***** Dataset records

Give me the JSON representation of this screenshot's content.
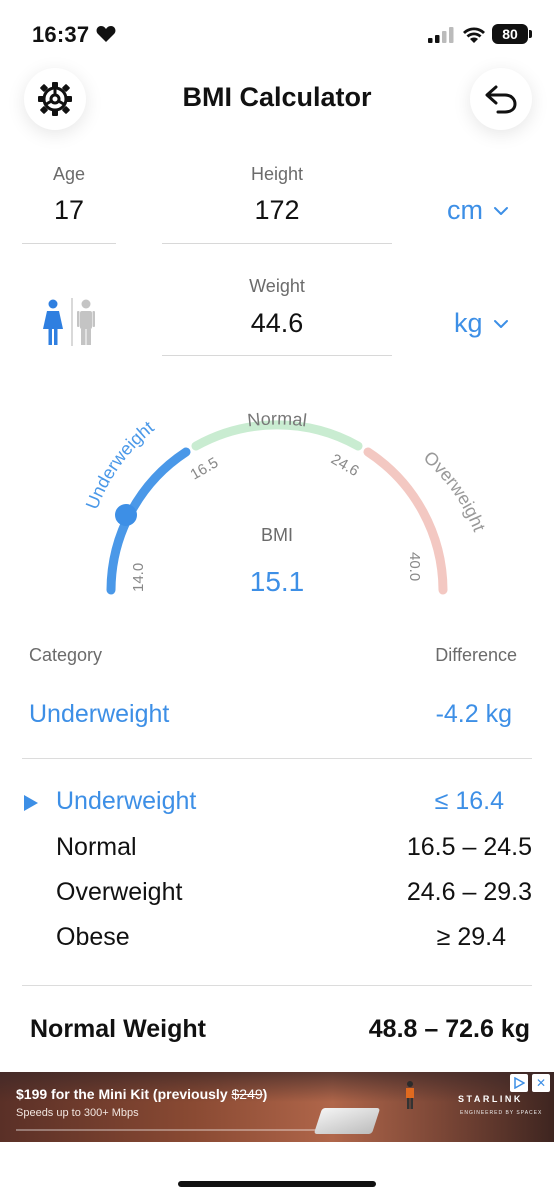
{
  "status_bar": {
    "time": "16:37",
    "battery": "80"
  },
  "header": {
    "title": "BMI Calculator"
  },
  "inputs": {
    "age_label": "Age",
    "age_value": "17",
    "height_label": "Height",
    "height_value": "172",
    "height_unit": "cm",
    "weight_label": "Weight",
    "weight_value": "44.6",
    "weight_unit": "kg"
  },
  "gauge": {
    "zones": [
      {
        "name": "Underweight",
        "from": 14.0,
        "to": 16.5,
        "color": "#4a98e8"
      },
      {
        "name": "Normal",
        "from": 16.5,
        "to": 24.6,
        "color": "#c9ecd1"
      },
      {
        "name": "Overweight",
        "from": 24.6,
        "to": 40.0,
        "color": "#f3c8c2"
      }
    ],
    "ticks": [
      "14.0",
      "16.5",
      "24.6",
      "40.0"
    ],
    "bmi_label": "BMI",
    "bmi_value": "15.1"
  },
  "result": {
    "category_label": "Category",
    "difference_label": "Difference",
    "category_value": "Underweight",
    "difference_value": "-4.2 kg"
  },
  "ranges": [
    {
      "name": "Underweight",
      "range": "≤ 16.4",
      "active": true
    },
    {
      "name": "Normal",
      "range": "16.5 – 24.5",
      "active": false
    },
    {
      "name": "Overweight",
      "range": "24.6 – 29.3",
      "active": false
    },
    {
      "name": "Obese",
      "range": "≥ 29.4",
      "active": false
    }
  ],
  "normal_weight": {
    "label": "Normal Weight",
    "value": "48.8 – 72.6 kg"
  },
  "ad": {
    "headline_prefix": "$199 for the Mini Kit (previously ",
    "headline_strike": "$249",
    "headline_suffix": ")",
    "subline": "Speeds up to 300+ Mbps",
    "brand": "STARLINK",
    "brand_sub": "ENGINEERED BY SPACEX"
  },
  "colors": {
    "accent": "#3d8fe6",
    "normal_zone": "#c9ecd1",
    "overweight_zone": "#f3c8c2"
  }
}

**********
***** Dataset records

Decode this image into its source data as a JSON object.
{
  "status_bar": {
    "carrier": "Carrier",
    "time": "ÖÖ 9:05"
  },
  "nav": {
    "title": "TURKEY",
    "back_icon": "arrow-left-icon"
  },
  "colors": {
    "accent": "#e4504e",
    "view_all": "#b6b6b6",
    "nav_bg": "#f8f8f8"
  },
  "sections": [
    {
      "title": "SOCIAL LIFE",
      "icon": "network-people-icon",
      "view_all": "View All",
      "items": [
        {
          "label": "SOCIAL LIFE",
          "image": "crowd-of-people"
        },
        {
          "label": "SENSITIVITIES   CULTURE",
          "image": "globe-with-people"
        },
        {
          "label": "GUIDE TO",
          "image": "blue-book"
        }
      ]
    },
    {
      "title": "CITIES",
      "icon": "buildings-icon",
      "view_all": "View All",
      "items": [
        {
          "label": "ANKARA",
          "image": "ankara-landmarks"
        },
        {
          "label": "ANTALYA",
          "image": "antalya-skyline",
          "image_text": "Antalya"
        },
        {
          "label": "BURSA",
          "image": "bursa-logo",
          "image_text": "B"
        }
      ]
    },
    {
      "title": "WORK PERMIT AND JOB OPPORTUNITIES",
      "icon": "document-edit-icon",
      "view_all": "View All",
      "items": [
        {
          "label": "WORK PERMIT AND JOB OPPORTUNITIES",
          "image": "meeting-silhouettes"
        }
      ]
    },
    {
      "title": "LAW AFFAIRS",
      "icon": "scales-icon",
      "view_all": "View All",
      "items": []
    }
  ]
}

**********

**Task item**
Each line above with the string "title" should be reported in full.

**Your solution**
    "title": "BMI Calculator"
    "title": "TURKEY",
      "title": "SOCIAL LIFE",
      "title": "CITIES",
      "title": "WORK PERMIT AND JOB OPPORTUNITIES",
      "title": "LAW AFFAIRS",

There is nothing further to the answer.